"For me, you're looking for a little twinge, facial expression, something that you can see something's going wrong," said White Sox manager Robin Ventura. "But velocity and everything, he's looking great."
Molina making a strong impression
GLENDALE, Ariz. -- The plan for Nestor Molina seemed simple -- get the talented right-hander his work, and then place him atop the Double-A Birmingham starting rotation to begin the 2012 regular season.
That path still figures to be the one traveled by Molina, but an impressive first week already turned in by the acquisition from Toronto in the Sergio Santos deal has put people on alert that Molina could contend for a big league bullpen spot.

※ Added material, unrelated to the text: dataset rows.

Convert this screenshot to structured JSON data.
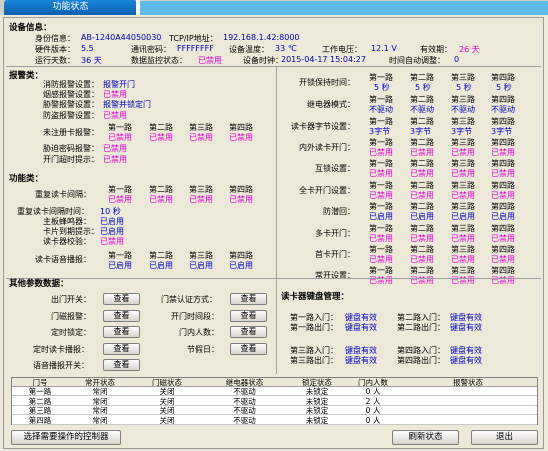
{
  "window": {
    "tab_title": "功能状态"
  },
  "device_info": {
    "heading": "设备信息：",
    "id_label": "身份信息：",
    "id_value": "AB-1240A44050030",
    "ip_label": "TCP/IP地址：",
    "ip_value": "192.168.1.42:8000",
    "hw_label": "硬件版本：",
    "hw_value": "5.5",
    "pwd_label": "通讯密码：",
    "pwd_value": "FFFFFFFF",
    "temp_label": "设备温度：",
    "temp_value": "33 ℃",
    "volt_label": "工作电压：",
    "volt_value": "12.1 V",
    "valid_label": "有效期：",
    "valid_value": "26 天",
    "run_label": "运行天数：",
    "run_value": "36 天",
    "monitor_label": "数据监控状态：",
    "monitor_value": "已禁用",
    "clock_label": "设备时钟：",
    "clock_value": "2015-04-17 15:04:27",
    "auto_label": "时间自动调整：",
    "auto_value": "0"
  },
  "alarm": {
    "heading": "报警类：",
    "fire_label": "消防报警设置：",
    "fire_value": "报警开门",
    "smoke_label": "烟感报警设置：",
    "smoke_value": "已禁用",
    "coerce_label": "胁警报警设置：",
    "coerce_value": "报警并锁定门",
    "tamper_label": "防盗报警设置：",
    "tamper_value": "已禁用",
    "unreg_label": "未注册卡报警：",
    "road_headers": [
      "第一路",
      "第二路",
      "第三路",
      "第四路"
    ],
    "unreg_values": [
      "已禁用",
      "已禁用",
      "已禁用",
      "已禁用"
    ],
    "dpwd_label": "胁迫密码报警：",
    "dpwd_value": "已禁用",
    "overtime_label": "开门超时提示：",
    "overtime_value": "已禁用"
  },
  "func": {
    "heading": "功能类：",
    "repeat_label": "重复读卡间隔：",
    "repeat_values": [
      "已禁用",
      "已禁用",
      "已禁用",
      "已禁用"
    ],
    "repeat_time_label": "重复读卡间隔时间：",
    "repeat_time_value": "10 秒",
    "buzzer_label": "主板蜂鸣器：",
    "buzzer_value": "已启用",
    "expire_label": "卡片到期提示：",
    "expire_value": "已启用",
    "verify_label": "读卡器校验：",
    "verify_value": "已禁用",
    "voice_label": "读卡语音播报：",
    "voice_values": [
      "已启用",
      "已启用",
      "已启用",
      "已启用"
    ]
  },
  "right": {
    "road_headers": [
      "第一路",
      "第二路",
      "第三路",
      "第四路"
    ],
    "keep_label": "开锁保持时间：",
    "keep_values": [
      "5 秒",
      "5 秒",
      "5 秒",
      "5 秒"
    ],
    "relay_label": "继电器模式：",
    "relay_values": [
      "不驱动",
      "不驱动",
      "不驱动",
      "不驱动"
    ],
    "bytes_label": "读卡器字节设置：",
    "bytes_values": [
      "3字节",
      "3字节",
      "3字节",
      "3字节"
    ],
    "inout_label": "内外读卡开门：",
    "inout_values": [
      "已禁用",
      "已禁用",
      "已禁用",
      "已禁用"
    ],
    "interlock_label": "互锁设置：",
    "interlock_values": [
      "已禁用",
      "已禁用",
      "已禁用",
      "已禁用"
    ],
    "allcard_label": "全卡开门设置：",
    "allcard_values": [
      "已禁用",
      "已禁用",
      "已禁用",
      "已禁用"
    ],
    "antipass_label": "防潜回：",
    "antipass_values": [
      "已启用",
      "已启用",
      "已启用",
      "已启用"
    ],
    "multi_label": "多卡开门：",
    "multi_values": [
      "已禁用",
      "已禁用",
      "已禁用",
      "已禁用"
    ],
    "first_label": "首卡开门：",
    "first_values": [
      "已禁用",
      "已禁用",
      "已禁用",
      "已禁用"
    ],
    "normal_label": "常开设置：",
    "normal_values": [
      "已禁用",
      "已禁用",
      "已禁用",
      "已禁用"
    ]
  },
  "other": {
    "heading": "其他参数数据：",
    "exit_label": "出门开关：",
    "door_magnet_label": "门磁报警：",
    "timed_lock_label": "定时锁定：",
    "timed_card_label": "定时读卡播报：",
    "voice_broadcast_label": "语音播报开关：",
    "auth_label": "门禁认证方式：",
    "open_time_label": "开门时间段：",
    "people_label": "门内人数：",
    "holiday_label": "节假日：",
    "view_label": "查看"
  },
  "keyboard": {
    "heading": "读卡器键盘管理：",
    "r1_in": "第一路入门：",
    "r1_in_v": "键盘有效",
    "r2_in": "第二路入门：",
    "r2_in_v": "键盘有效",
    "r1_out": "第一路出门：",
    "r1_out_v": "键盘有效",
    "r2_out": "第二路出门：",
    "r2_out_v": "键盘有效",
    "r3_in": "第三路入门：",
    "r3_in_v": "键盘有效",
    "r4_in": "第四路入门：",
    "r4_in_v": "键盘有效",
    "r3_out": "第三路出门：",
    "r3_out_v": "键盘有效",
    "r4_out": "第四路出门：",
    "r4_out_v": "键盘有效"
  },
  "table": {
    "headers": [
      "门号",
      "常开状态",
      "门磁状态",
      "继电器状态",
      "锁定状态",
      "门内人数",
      "报警状态"
    ],
    "rows": [
      [
        "第一路",
        "常闭",
        "关闭",
        "不驱动",
        "未锁定",
        "0 人",
        ""
      ],
      [
        "第二路",
        "常闭",
        "关闭",
        "不驱动",
        "未锁定",
        "2 人",
        ""
      ],
      [
        "第三路",
        "常闭",
        "关闭",
        "不驱动",
        "未锁定",
        "0 人",
        ""
      ],
      [
        "第四路",
        "常闭",
        "关闭",
        "不驱动",
        "未锁定",
        "0 人",
        ""
      ]
    ]
  },
  "footer": {
    "select_label": "选择需要操作的控制器",
    "refresh_label": "刷新状态",
    "exit_label": "退出"
  },
  "colors": {
    "value_blue": "#0000c8",
    "value_pink": "#e000d0",
    "tab_blue": "#0a5fb0",
    "sky": "#5bbde8"
  }
}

"As an organization, you look at it and that's going to be a tough call, because obviously you want to give him his time and space to improve and grow," said White Sox manager Robin Ventura. "On the other hand -- he does that great -- you want the best guys to go with you. Again, we're going to see the games and see how that goes, but he looks great."
Mark Buehrle, Jon Garland and Chris Sale are just a few White Sox starters who began their Major League career in the bullpen.
Lillibridge to get plenty of work around infield
GLENDALE, Ariz. -- Look for Brent Lillibridge to get his wish in regard to receiving plenty of infield playing time during the upcoming Cactus League schedule.
"He's going to be all over the place, and I believe he's an infielder that we can use," said White Sox manager Robin Ventura. "He's excited to do that, too, so I want to see him at second, short and third, and we know he can play the outfield. But the majority of it, we'd like to give him infield time."
Lillibridge feels more confident with each day of his return to the infield, although he did take ground balls during pregame batting practice last year. With just five career games played at third base, Lillibridge lists footwork as the biggest issue for handling his least experienced spot.
"My preset footwork is good," Lillibridge said. "It's just making sure everything stays going forward, because it's a long throw and you really have to create a lot of footwork. To see B-Mo [Brent Morel], he's one of the best at it at a young age. It's good to watch him see how he works his footwork."
Danks goes clean-shaven for great cause
GLENDALE, Ariz. -- For the fourth straight year, John Danks had his head shaved to raise awareness for the St. Baldrick's Foundation. This foundation is committed to finding cures for childhood cancer and raised more than $1 million last year.
Jake Peavy gave Danks the clean shave on Thursday after practice, doing a better job than Mark Buehrle did last year according to Danks. Then again, Peavy had a new razor at his disposal.
"This isn't any big deal, this is the least I could do," said Danks, whose second cousin, Cooper, is in remission after the 4-year-old battled Leukemia. "I'm glad it helps. And hopefully, [awareness] will continue to grow."